Records from a dataset
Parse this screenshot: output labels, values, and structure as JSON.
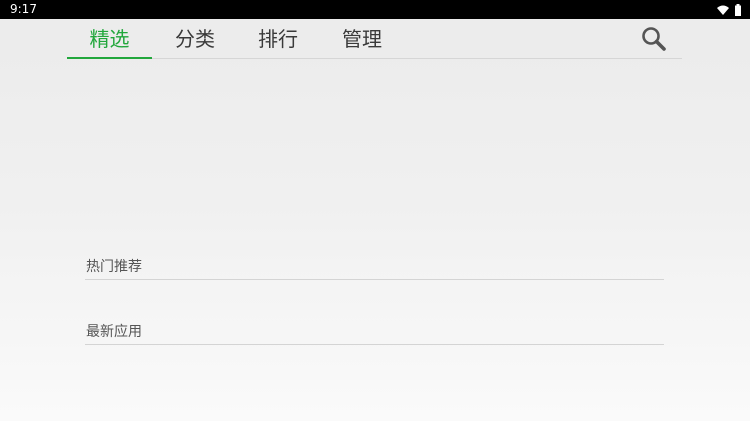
{
  "status_bar": {
    "time": "9:17",
    "icons": [
      "wifi-icon",
      "battery-icon"
    ]
  },
  "tabs": [
    {
      "label": "精选",
      "active": true
    },
    {
      "label": "分类",
      "active": false
    },
    {
      "label": "排行",
      "active": false
    },
    {
      "label": "管理",
      "active": false
    }
  ],
  "search": {
    "icon": "search-icon"
  },
  "sections": [
    {
      "title": "热门推荐"
    },
    {
      "title": "最新应用"
    }
  ],
  "colors": {
    "accent": "#22a73c",
    "status_bar_bg": "#000000"
  }
}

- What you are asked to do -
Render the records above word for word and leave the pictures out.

- Answer section -
Parse this screenshot: output labels, values, and structure as JSON.
{
  "status_bar": {
    "time": "9:17",
    "icons": [
      "wifi-icon",
      "battery-icon"
    ]
  },
  "tabs": [
    {
      "label": "精选",
      "active": true
    },
    {
      "label": "分类",
      "active": false
    },
    {
      "label": "排行",
      "active": false
    },
    {
      "label": "管理",
      "active": false
    }
  ],
  "search": {
    "icon": "search-icon"
  },
  "sections": [
    {
      "title": "热门推荐"
    },
    {
      "title": "最新应用"
    }
  ],
  "colors": {
    "accent": "#22a73c",
    "status_bar_bg": "#000000"
  }
}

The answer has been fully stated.